PROBLEM DESCRIPTION
What is needed is every line of the data that includes the word "yoki". Please copy each one.

======== AVAILABLE DATA

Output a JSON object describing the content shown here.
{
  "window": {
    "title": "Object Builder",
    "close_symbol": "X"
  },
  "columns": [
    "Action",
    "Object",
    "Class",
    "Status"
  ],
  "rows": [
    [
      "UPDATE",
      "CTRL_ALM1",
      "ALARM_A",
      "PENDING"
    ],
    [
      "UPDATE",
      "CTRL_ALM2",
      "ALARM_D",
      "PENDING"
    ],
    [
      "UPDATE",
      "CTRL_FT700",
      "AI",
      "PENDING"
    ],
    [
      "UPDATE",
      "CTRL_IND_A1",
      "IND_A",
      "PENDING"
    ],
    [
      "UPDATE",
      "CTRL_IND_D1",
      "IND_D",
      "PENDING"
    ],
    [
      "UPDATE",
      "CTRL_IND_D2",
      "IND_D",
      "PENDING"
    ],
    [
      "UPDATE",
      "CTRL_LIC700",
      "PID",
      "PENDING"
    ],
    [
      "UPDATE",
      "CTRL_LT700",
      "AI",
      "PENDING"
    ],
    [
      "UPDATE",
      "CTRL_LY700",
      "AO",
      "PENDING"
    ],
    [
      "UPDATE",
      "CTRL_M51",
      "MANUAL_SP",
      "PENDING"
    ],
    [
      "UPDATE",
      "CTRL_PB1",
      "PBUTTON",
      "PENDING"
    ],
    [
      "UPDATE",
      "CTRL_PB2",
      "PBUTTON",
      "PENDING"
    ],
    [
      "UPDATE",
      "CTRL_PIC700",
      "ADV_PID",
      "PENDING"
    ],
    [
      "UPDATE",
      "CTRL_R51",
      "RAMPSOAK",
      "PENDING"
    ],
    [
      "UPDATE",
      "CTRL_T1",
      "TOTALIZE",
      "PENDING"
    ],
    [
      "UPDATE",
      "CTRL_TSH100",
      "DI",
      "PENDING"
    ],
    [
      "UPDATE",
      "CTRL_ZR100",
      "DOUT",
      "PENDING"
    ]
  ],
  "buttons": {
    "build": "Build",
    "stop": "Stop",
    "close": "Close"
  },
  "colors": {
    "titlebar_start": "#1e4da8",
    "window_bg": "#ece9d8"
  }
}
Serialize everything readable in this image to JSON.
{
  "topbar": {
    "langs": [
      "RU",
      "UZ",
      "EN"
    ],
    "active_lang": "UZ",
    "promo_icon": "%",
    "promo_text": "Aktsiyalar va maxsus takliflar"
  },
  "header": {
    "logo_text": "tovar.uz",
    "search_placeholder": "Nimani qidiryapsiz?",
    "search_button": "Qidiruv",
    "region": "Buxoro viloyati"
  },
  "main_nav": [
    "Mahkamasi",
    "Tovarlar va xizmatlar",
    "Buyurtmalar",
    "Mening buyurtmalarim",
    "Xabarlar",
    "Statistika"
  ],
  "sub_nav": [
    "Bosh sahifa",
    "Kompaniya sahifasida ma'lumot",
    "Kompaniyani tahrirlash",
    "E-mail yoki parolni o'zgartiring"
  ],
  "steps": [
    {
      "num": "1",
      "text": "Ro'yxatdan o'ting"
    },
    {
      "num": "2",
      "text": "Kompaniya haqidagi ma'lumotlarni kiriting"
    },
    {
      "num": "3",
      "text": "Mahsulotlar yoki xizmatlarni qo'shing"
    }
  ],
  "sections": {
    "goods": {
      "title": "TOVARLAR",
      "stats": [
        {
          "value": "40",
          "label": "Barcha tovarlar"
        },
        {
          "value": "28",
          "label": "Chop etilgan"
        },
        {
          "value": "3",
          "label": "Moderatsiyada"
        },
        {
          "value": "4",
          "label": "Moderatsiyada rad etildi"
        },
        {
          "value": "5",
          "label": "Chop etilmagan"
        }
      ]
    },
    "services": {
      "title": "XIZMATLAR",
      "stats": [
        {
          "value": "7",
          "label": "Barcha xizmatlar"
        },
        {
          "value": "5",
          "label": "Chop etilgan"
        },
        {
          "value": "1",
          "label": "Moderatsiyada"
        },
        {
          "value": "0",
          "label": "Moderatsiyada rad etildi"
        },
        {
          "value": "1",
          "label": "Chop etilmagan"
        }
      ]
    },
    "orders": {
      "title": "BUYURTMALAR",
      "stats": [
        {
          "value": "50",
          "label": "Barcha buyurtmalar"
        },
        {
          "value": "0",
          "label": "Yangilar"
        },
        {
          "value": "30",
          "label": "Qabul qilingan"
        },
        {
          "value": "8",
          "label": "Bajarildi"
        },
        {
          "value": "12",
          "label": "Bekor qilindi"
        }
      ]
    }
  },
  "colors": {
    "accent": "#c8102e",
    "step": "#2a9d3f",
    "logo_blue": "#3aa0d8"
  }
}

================

RESPONSE
    "E-mail yoki parolni o'zgartiring"
      "text": "Mahsulotlar yoki xizmatlarni qo'shing"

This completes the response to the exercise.